◆ YOUR GOAL: Reproduce all of the data exactly as written.

◆ PROVIDED MATERIAL:
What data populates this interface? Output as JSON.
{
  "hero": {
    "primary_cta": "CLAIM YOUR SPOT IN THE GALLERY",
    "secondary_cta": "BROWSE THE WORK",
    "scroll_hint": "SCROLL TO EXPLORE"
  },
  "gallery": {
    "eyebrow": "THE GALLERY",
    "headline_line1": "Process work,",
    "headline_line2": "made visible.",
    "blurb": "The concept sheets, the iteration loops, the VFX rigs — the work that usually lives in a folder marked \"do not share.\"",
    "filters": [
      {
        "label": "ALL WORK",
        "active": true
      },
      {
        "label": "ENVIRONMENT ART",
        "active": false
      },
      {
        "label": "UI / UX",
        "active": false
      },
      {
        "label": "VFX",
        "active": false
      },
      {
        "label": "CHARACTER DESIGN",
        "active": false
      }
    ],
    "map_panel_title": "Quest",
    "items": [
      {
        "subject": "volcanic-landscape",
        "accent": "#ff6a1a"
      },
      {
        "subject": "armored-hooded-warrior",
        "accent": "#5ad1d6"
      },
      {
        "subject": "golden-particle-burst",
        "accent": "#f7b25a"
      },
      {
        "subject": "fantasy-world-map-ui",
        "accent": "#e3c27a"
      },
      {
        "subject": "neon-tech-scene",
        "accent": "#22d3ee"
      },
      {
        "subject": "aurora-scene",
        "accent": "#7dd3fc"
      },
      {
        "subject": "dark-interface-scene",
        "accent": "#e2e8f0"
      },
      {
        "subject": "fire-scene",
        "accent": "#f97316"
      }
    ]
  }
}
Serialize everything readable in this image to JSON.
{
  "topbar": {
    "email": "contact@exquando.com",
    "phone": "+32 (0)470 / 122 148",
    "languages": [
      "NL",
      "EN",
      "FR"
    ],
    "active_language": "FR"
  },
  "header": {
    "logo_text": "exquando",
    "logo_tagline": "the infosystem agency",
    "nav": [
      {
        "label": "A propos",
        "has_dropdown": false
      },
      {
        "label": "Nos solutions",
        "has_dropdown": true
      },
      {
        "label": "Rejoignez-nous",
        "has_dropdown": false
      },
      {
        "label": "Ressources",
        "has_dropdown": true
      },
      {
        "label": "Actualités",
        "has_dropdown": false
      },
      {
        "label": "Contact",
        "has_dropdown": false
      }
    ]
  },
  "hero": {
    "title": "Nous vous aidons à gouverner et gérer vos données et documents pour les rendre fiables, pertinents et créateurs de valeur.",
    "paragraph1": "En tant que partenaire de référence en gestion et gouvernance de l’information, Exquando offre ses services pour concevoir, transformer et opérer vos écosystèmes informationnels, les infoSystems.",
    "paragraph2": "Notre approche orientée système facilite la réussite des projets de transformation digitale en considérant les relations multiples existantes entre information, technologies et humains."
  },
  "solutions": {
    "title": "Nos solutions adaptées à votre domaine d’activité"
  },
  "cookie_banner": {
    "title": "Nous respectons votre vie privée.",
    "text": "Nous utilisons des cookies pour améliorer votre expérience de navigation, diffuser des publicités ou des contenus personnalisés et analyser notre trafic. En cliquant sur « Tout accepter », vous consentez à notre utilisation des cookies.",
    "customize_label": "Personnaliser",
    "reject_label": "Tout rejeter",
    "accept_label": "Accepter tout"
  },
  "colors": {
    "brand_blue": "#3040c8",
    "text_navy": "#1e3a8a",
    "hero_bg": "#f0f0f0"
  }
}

◆ TASK OUTPUT:
What data populates this interface? Output as JSON.
{
  "hero": {
    "primary_cta": "CLAIM YOUR SPOT IN THE GALLERY",
    "secondary_cta": "BROWSE THE WORK",
    "scroll_hint": "SCROLL TO EXPLORE"
  },
  "gallery": {
    "eyebrow": "THE GALLERY",
    "headline_line1": "Process work,",
    "headline_line2": "made visible.",
    "blurb": "The concept sheets, the iteration loops, the VFX rigs — the work that usually lives in a folder marked \"do not share.\"",
    "filters": [
      {
        "label": "ALL WORK",
        "active": true
      },
      {
        "label": "ENVIRONMENT ART",
        "active": false
      },
      {
        "label": "UI / UX",
        "active": false
      },
      {
        "label": "VFX",
        "active": false
      },
      {
        "label": "CHARACTER DESIGN",
        "active": false
      }
    ],
    "map_panel_title": "Quest",
    "items": [
      {
        "subject": "volcanic-landscape",
        "accent": "#ff6a1a"
      },
      {
        "subject": "armored-hooded-warrior",
        "accent": "#5ad1d6"
      },
      {
        "subject": "golden-particle-burst",
        "accent": "#f7b25a"
      },
      {
        "subject": "fantasy-world-map-ui",
        "accent": "#e3c27a"
      },
      {
        "subject": "neon-tech-scene",
        "accent": "#22d3ee"
      },
      {
        "subject": "aurora-scene",
        "accent": "#7dd3fc"
      },
      {
        "subject": "dark-interface-scene",
        "accent": "#e2e8f0"
      },
      {
        "subject": "fire-scene",
        "accent": "#f97316"
      }
    ]
  }
}
Serialize everything readable in this image to JSON.
{
  "topbar": {
    "email": "contact@exquando.com",
    "phone": "+32 (0)470 / 122 148",
    "languages": [
      "NL",
      "EN",
      "FR"
    ],
    "active_language": "FR"
  },
  "header": {
    "logo_text": "exquando",
    "logo_tagline": "the infosystem agency",
    "nav": [
      {
        "label": "A propos",
        "has_dropdown": false
      },
      {
        "label": "Nos solutions",
        "has_dropdown": true
      },
      {
        "label": "Rejoignez-nous",
        "has_dropdown": false
      },
      {
        "label": "Ressources",
        "has_dropdown": true
      },
      {
        "label": "Actualités",
        "has_dropdown": false
      },
      {
        "label": "Contact",
        "has_dropdown": false
      }
    ]
  },
  "hero": {
    "title": "Nous vous aidons à gouverner et gérer vos données et documents pour les rendre fiables, pertinents et créateurs de valeur.",
    "paragraph1": "En tant que partenaire de référence en gestion et gouvernance de l’information, Exquando offre ses services pour concevoir, transformer et opérer vos écosystèmes informationnels, les infoSystems.",
    "paragraph2": "Notre approche orientée système facilite la réussite des projets de transformation digitale en considérant les relations multiples existantes entre information, technologies et humains."
  },
  "solutions": {
    "title": "Nos solutions adaptées à votre domaine d’activité"
  },
  "cookie_banner": {
    "title": "Nous respectons votre vie privée.",
    "text": "Nous utilisons des cookies pour améliorer votre expérience de navigation, diffuser des publicités ou des contenus personnalisés et analyser notre trafic. En cliquant sur « Tout accepter », vous consentez à notre utilisation des cookies.",
    "customize_label": "Personnaliser",
    "reject_label": "Tout rejeter",
    "accept_label": "Accepter tout"
  },
  "colors": {
    "brand_blue": "#3040c8",
    "text_navy": "#1e3a8a",
    "hero_bg": "#f0f0f0"
  }
}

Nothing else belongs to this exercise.